Gender and sexuality are slippery social constructs whose meanings vary across time and place. To capture some of the complexity of these relations, it is necessary to consider their mutable meanings in different parts of the world. This means understanding how gender and sexuality are regulated, produced, consumed, and embodied in young people’s lives transnationally. At a regulatory level, nation-states are found to disseminate different policies and approaches when it comes to young people’s gender and sexual learning. Alongside formal pedagogical approaches, young people’s peer groups and local friendship circles are critical to the production of sexual knowledge and gender practices. In what is a rapidly interconnected world, processes of cultural globalization evident in the spread of film, media, and music are providing new templates from which to transform more “traditional” gender and sexual relations. In consuming global images of gender and sexuality, young people are found to be active and discerning agents who experience and negotiate global processes at a local level, managing risk and carving out new opportunities as they see fit. Young people are seen to perform and embody gender and sexuality in a host of different ways. In doing so, they not only reveal the instability of sex and gender norms but also disclose the intense amount of “gender work” that goes into the performance of gender and sexuality.

Article

Asian American Queer Performance  

Vivian L. Huang

Asian American queer performance indexes racialized, gendered, and sexualized forms and modes of performance created by, for, and about Asians in an American context. Since the 1980s, queer and ethnic studies have conceptualized performance not only as object of study (e.g., staged performance, visual art, film) but also as a method of critique and hermeneutic for troubling knowledges of Asian American encounter and subject formation. Performance in this sense can be understood as Asian American and queer in its engagement with and critical rescripting of histories and ideologies of empire, nationalism, war, globalization, migration, missionizing, white supremacy, and cis-normative heteropatriarchy that constitutes themes of Asian American studies. The interdisciplinary field of performance studies offers quotidian performance, racial performativity, and gender performativity as discursive tools with which to consider social conventions and scripts that render Asian American queer formation legible and dynamic toward future rewritings.

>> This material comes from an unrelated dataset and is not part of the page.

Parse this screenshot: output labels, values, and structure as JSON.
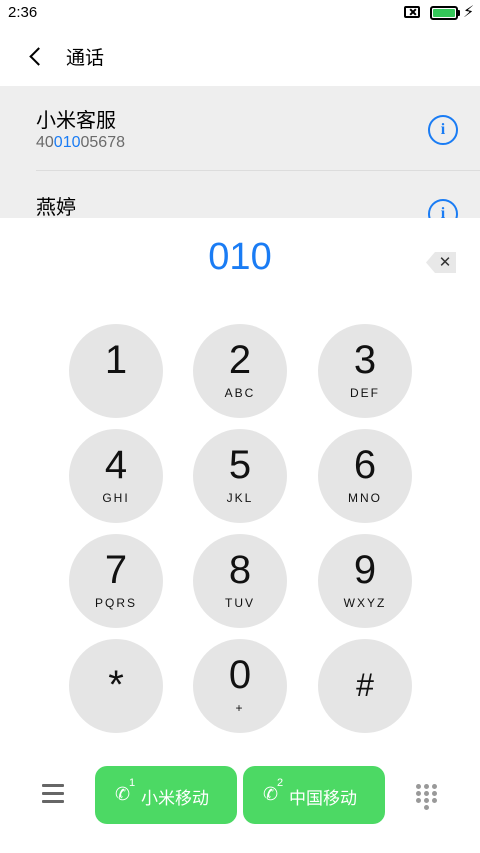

Article

Carmen Miranda: Race, Gender, and Camp Culture  

Kathryn Bishop-Sanchez

Carmen Miranda (b. 1909–d. 1955) was a Brazilian singer and actress who made her debut on the radio in the late 1920s and soon became one of the most popular voices in Brazil. She recorded close to 250 singles, many of which were major hits, starred in five films (four with the Cinédia studio and one with Sonofilms), and gave innumerous performances on the most elite stages of Rio de Janeiro, such as the Urca and Copacabana casinos. Her signature look was a stylized version of the typical Bahian woman’s outfit, known as the baiana, complete with an abundance of bracelets and necklaces, platform shoes, and a whimsical turban that served as a base for all kinds of adornments. In 1939, she was invited by the Broadway impresario Lee Shubert to perform in his musical review The Streets of Paris and moved to New York with her band Bando da Lua to bring authentic Brazilian music to North America. A success overnight, Miranda would then be invited to star in her first US film, Down Argentine Way (1940), with 20th Century Fox, and would be cast in thirteen subsequent films. Carmen Miranda’s iconic look was immediately recognizable and became prime material for imitations by both male and female impersonators in theater, film, and cartoon media. Her excessive femininity, imbued with style, exaggeration, and playful deception, and her inclusion in musicals governed by theatricality and artifice, made her a productive site for camp interpretations that have remained in vogue to this day.